Portability.  TRA 2010 introduced – for the first time – the concept of “portability.”  Stated simply, the new law allows a surviving spouse to inherit any portion of the deceased spouse’s unused estate tax exemption and tack it onto his or her exemption for purposes of minimizing exposure to the estate tax on the survivor’s death.  Surprisingly, President Obama’s proposals also include the “portability” concept, which is not without its own problems.  For example, did you know that the IRS will have the power to audit a deceased spouse’s estate if the surviving spouse uses the decedent’s exemption?  So, if a surviving spouse dies 40 years after the first spouse, the IRS effectively can look 40 years into the past and audit the first spouse’s as well as the survivor’s estate tax returns!

 GRATs and Valuation Discounts.  A grantor retained annuity trust (GRAT) has proven to be a popular technique for moderately wealthy and über-wealthy taxpayers to transfer appreciating assets to family members. The creator (or grantor) of the GRAT contributes appreciated or appreciating assets to the trust, which may include minority interests in closely held business entities.

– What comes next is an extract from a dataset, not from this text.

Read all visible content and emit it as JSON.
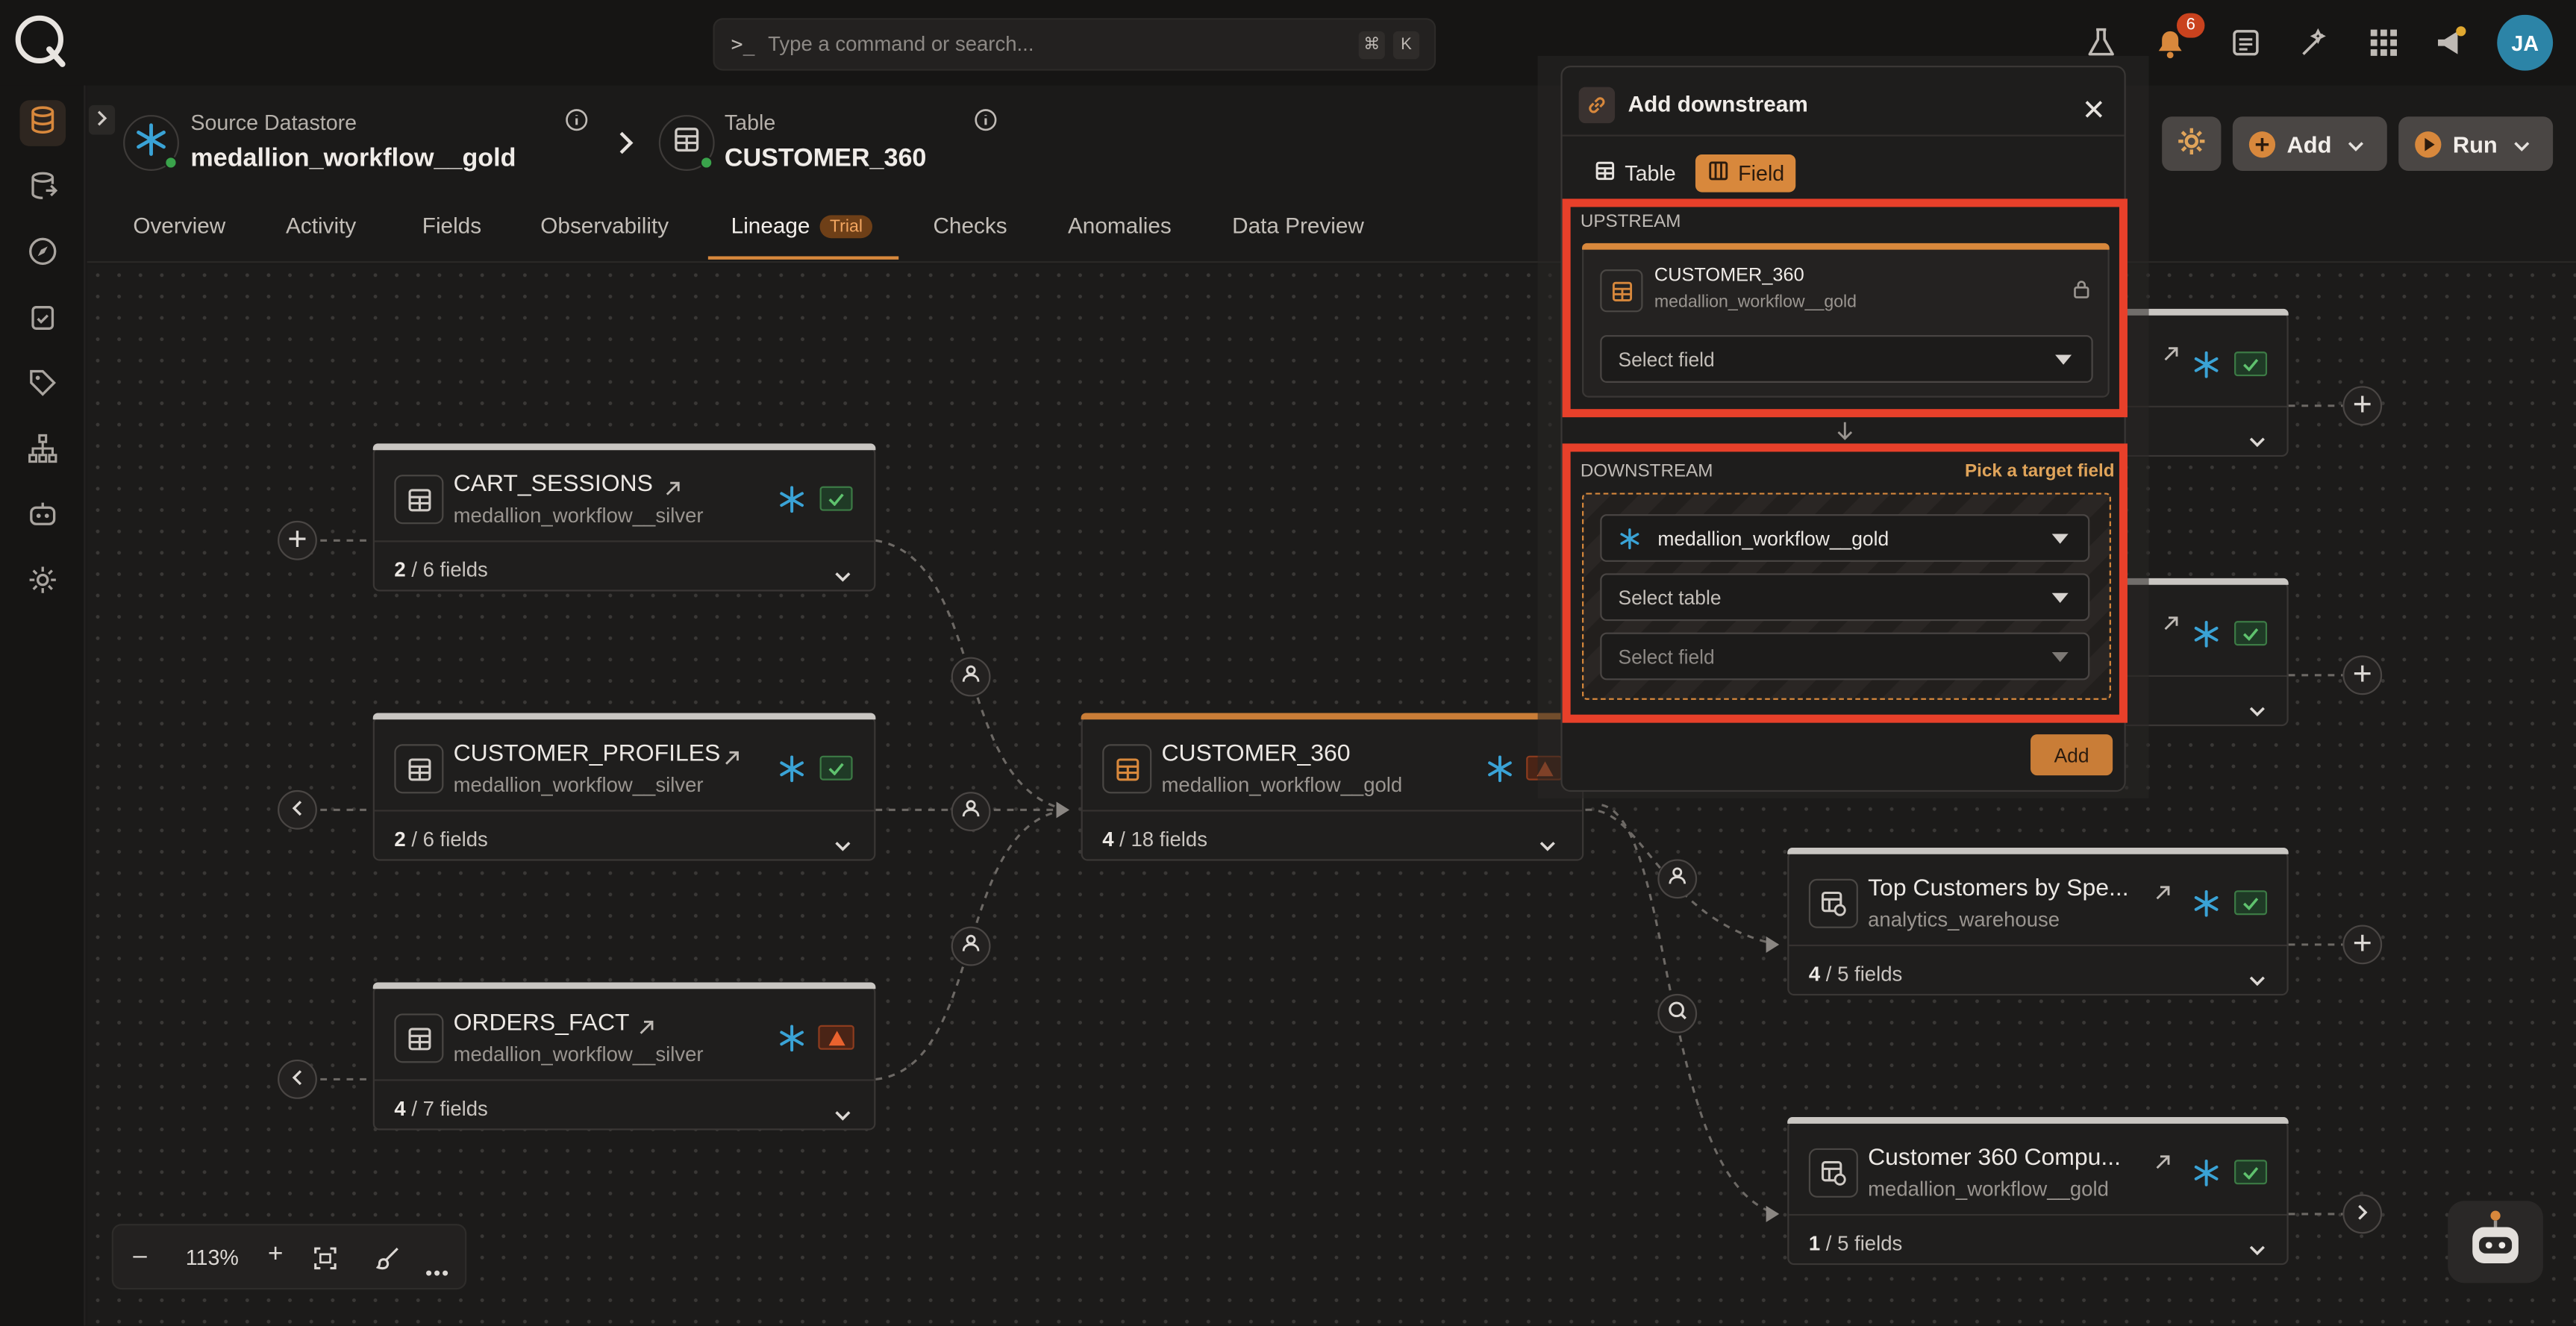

The trust must pay the grantor an annuity equal to or greater than the value of what was contributed.  Usually, the GRAT term very short, often only two years in duration.  If the contributed assets are appreciating rapidly (think pre-merger value of a privately held company!) and if valuation discounts are used to further depress the values of the contributed assets (because they are minority interests in privately held businesses), the appreciation in the assets will far exceed the amount of the annuity due to the grantor and therefore will pass gift and estate tax-free to the GRAT beneficiaries.  For more info on how GRATs work, see

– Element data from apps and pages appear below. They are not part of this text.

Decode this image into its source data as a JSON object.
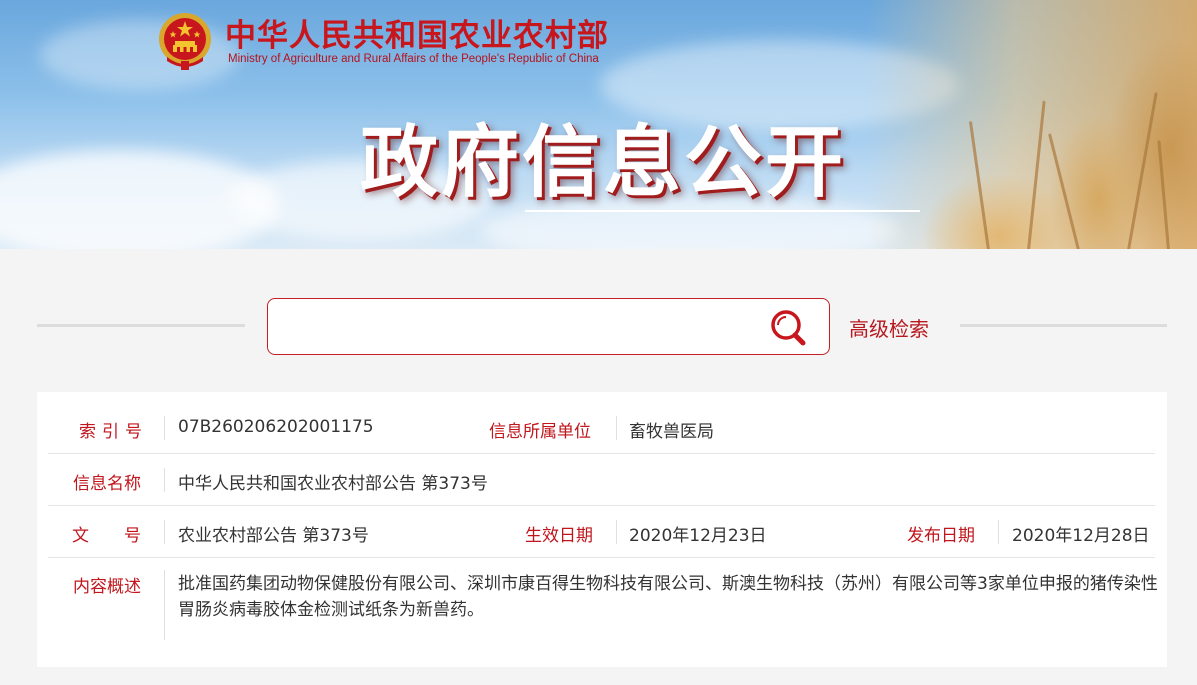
{
  "header": {
    "ministry_name_cn": "中华人民共和国农业农村部",
    "ministry_name_en": "Ministry of Agriculture and Rural Affairs of the People's Republic of China",
    "section_title": "政府信息公开"
  },
  "search": {
    "placeholder": "",
    "value": "",
    "advanced_label": "高级检索"
  },
  "info": {
    "index_no_label": "索引号",
    "index_no": "07B260206202001175",
    "unit_label": "信息所属单位",
    "unit": "畜牧兽医局",
    "name_label": "信息名称",
    "name": "中华人民共和国农业农村部公告 第373号",
    "doc_no_label": "文号",
    "doc_no": "农业农村部公告 第373号",
    "effective_label": "生效日期",
    "effective_date": "2020年12月23日",
    "publish_label": "发布日期",
    "publish_date": "2020年12月28日",
    "summary_label": "内容概述",
    "summary": "批准国药集团动物保健股份有限公司、深圳市康百得生物科技有限公司、斯澳生物科技（苏州）有限公司等3家单位申报的猪传染性胃肠炎病毒胶体金检测试纸条为新兽药。"
  },
  "colors": {
    "brand_red": "#c0161c",
    "text": "#333333",
    "sky": "#8cc0ea"
  },
  "icons": [
    "national-emblem-icon",
    "search-icon"
  ]
}
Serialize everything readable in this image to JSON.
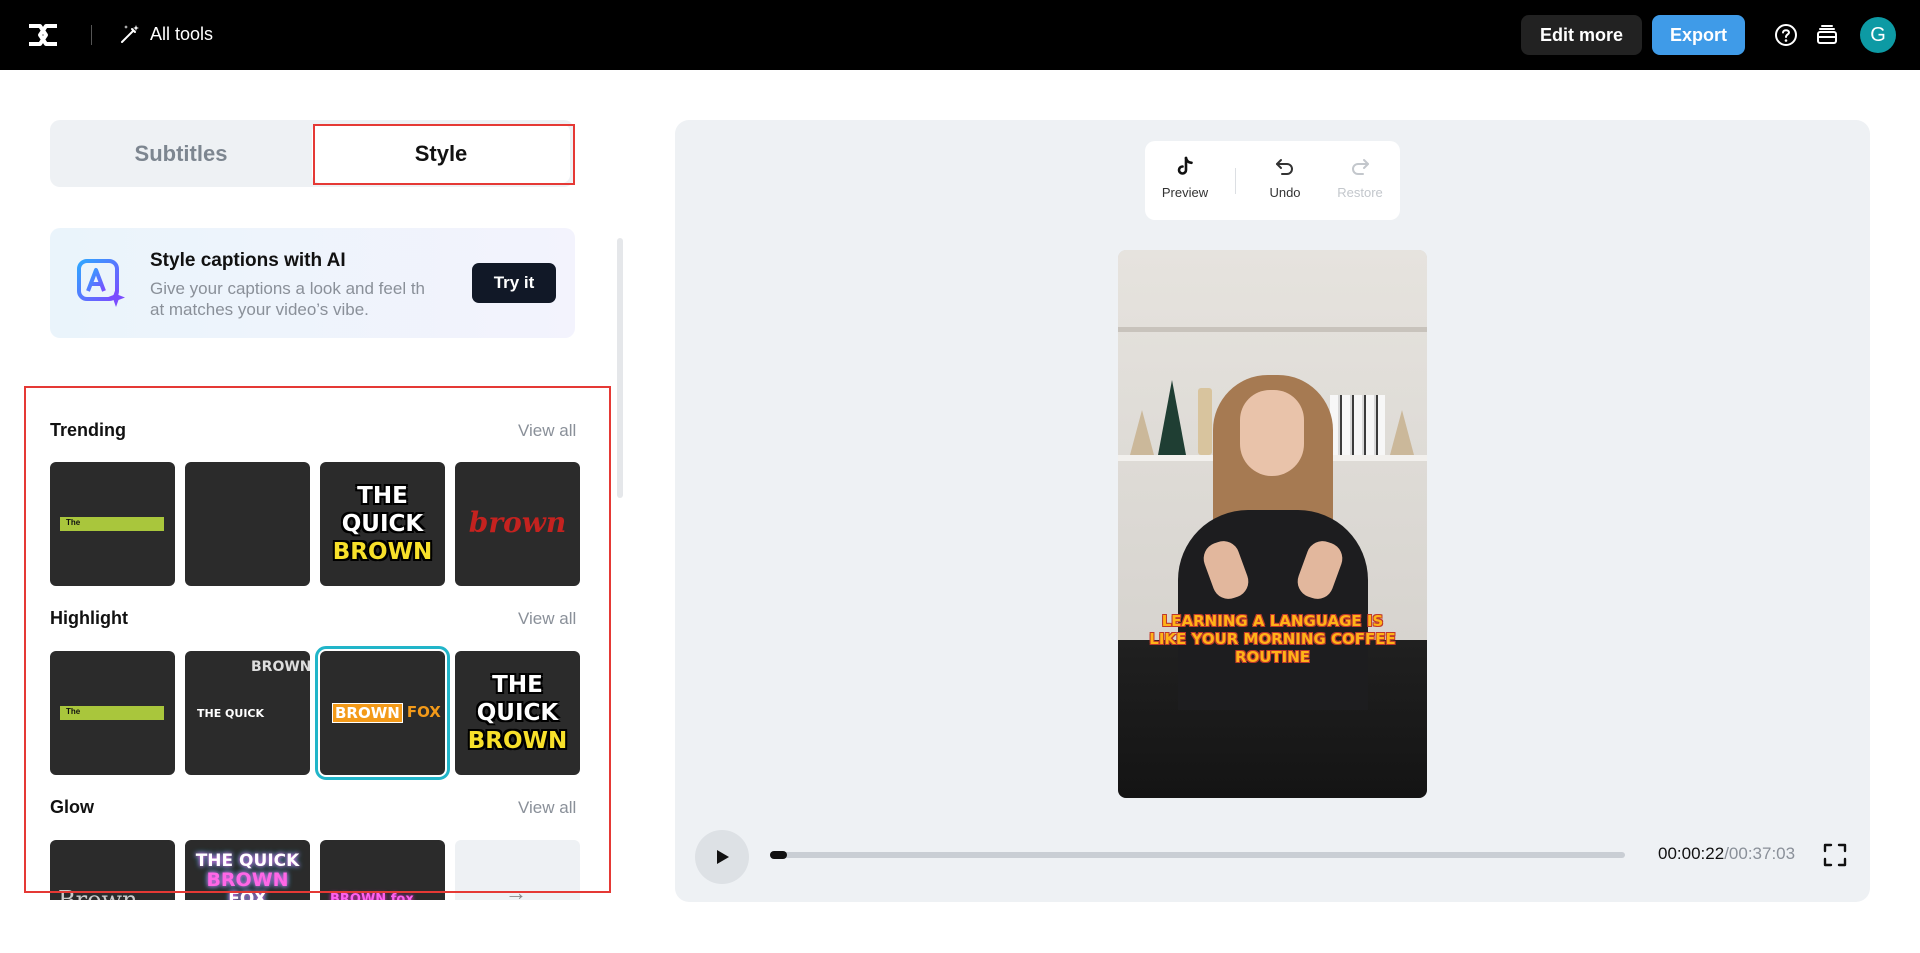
{
  "topbar": {
    "all_tools_label": "All tools",
    "edit_more_label": "Edit more",
    "export_label": "Export",
    "avatar_initial": "G",
    "accent_color": "#3f9be8"
  },
  "left": {
    "tabs": [
      {
        "label": "Subtitles",
        "active": false
      },
      {
        "label": "Style",
        "active": true
      }
    ],
    "ai_card": {
      "title": "Style captions with AI",
      "description": "Give your captions a look and feel that matches your video’s vibe.",
      "description_line1": "Give your captions a look and feel th",
      "description_line2": "at matches your video’s vibe.",
      "button_label": "Try it"
    },
    "sections": [
      {
        "title": "Trending",
        "view_all": "View all",
        "tiles": [
          {
            "text": "The"
          },
          {
            "text": ""
          },
          {
            "lines": [
              "THE",
              "QUICK",
              "BROWN"
            ]
          },
          {
            "text": "brown"
          }
        ]
      },
      {
        "title": "Highlight",
        "view_all": "View all",
        "tiles": [
          {
            "text": "The"
          },
          {
            "top": "BROWN",
            "bottom": "THE QUICK"
          },
          {
            "a": "BROWN",
            "b": "FOX",
            "selected": true
          },
          {
            "lines": [
              "THE",
              "QUICK",
              "BROWN"
            ]
          }
        ]
      },
      {
        "title": "Glow",
        "view_all": "View all",
        "tiles": [
          {
            "text": "Brown"
          },
          {
            "lines": [
              "THE QUICK",
              "BROWN",
              "FOX"
            ]
          },
          {
            "a": "BROWN",
            "b": "fox"
          },
          {
            "icon": "arrow-right-icon"
          }
        ]
      }
    ]
  },
  "editor": {
    "toolbar": {
      "preview_label": "Preview",
      "undo_label": "Undo",
      "restore_label": "Restore"
    },
    "caption_lines": [
      "LEARNING A LANGUAGE IS",
      "LIKE YOUR MORNING COFFEE",
      "ROUTINE"
    ],
    "player": {
      "current_time": "00:00:22",
      "total_time": "/00:37:03",
      "progress_fraction": 0.02
    }
  }
}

President Obama has proposed two changes (both were in last year’s budget proposals) that would curtail the ability to use short-term GRATs and valuation discounts on transfers to or for the benefit of family members.  Specifically, the shortest GRAT term would be 10 years, which effectively would eliminate the technique from common usage.  Also, GRATs would no longer be able to be zeroed out, such that some gift tax would have to be paid or a portion of the gift tax exemption would have to be used on the creation of the GRAT.  Finally, the President would preclude the use of valuation discounts on transfers of certain closely held business assets to family members or entities for their benefit.  As a result of the President’s proposals, professional advisors once again are scrambling and urging clients to make gifts to take advantage of valuation discounts, establish GRATs and engage in other advanced planning involving valuation discounts before Congress embraces the President’s proposals.

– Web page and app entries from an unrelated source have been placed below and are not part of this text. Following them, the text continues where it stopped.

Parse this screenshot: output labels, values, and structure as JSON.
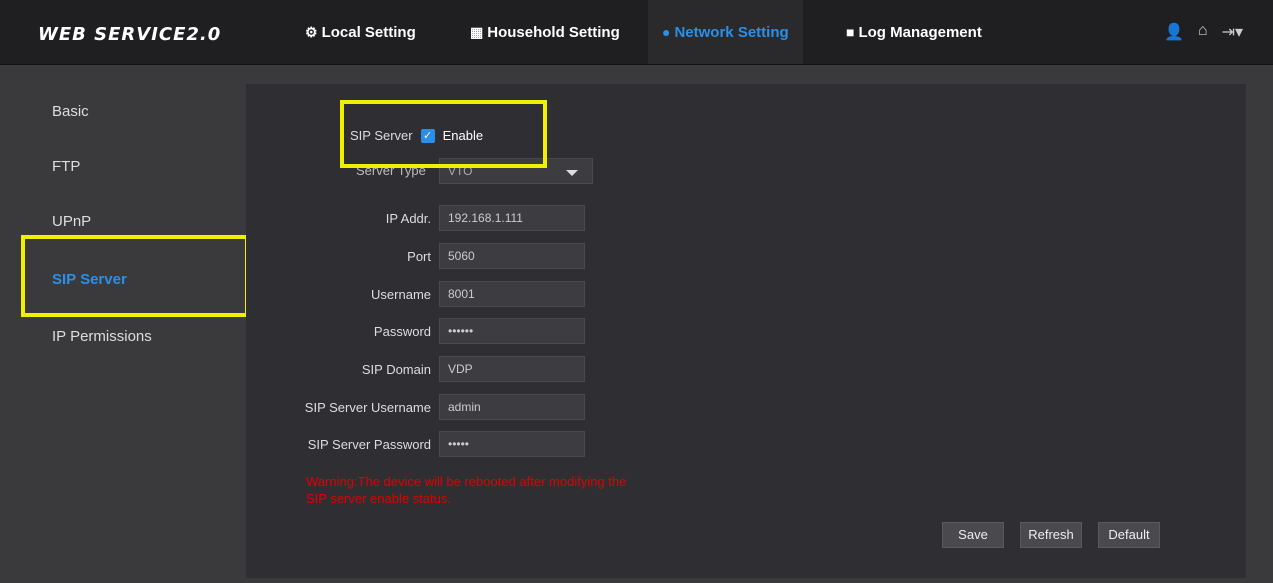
{
  "app_title": "WEB SERVICE2.0",
  "nav": {
    "local": "Local Setting",
    "household": "Household Setting",
    "network": "Network Setting",
    "log": "Log Management"
  },
  "sidebar": {
    "items": [
      {
        "label": "Basic"
      },
      {
        "label": "FTP"
      },
      {
        "label": "UPnP"
      },
      {
        "label": "SIP Server"
      },
      {
        "label": "IP Permissions"
      }
    ]
  },
  "form": {
    "sip_server_label": "SIP Server",
    "enable_label": "Enable",
    "server_type_label": "Server Type",
    "server_type_value": "VTO",
    "fields": [
      {
        "label": "IP Addr.",
        "value": "192.168.1.111"
      },
      {
        "label": "Port",
        "value": "5060"
      },
      {
        "label": "Username",
        "value": "8001"
      },
      {
        "label": "Password",
        "value": "••••••"
      },
      {
        "label": "SIP Domain",
        "value": "VDP"
      },
      {
        "label": "SIP Server Username",
        "value": "admin"
      },
      {
        "label": "SIP Server Password",
        "value": "•••••"
      }
    ],
    "warning": "Warning:The device will be rebooted after modifying the SIP server enable status."
  },
  "buttons": {
    "save": "Save",
    "refresh": "Refresh",
    "default": "Default"
  },
  "colors": {
    "accent": "#2b8fe8",
    "highlight": "#f0f000",
    "warning": "#e00000"
  }
}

Dynasty Trusts.  The GST tax is imposed at the highest estate tax rate on gifts to transferees who are two or more generations younger than the transferor.  Taxpayers have been able to avoid the onerous GST tax by using so-called dynasty trusts.  These multi-generational trusts have been designed legitimately to avoid both estate and GST tax on the death of the beneficiaries of the trusts.  Now that the estate tax and GST tax exemptions have increased (albeit temporarily) to $5 million, the transfer tax system can be circumvented using properly structured dynasty trusts.

President Obama’s proposals would provide that, following the 90th anniversary of the creation of a trust, the GST tax could once again apply to distributions from the trust.  Fortunately, for those who have already created dynasty trusts, the proposal would not apply and only would capture trusts created after date of enactment.

Conclusion.  Of course, as in prior years, there is no certainty that the President’s budget proposals will pass.  Some speculate that the Congress will soundly defeat the President’s budget reform proposals.  Others are running scared of the proposals and urging clients to take immediate action.  In any case, these constant changes in the tax landscape certainly are keeping us busy!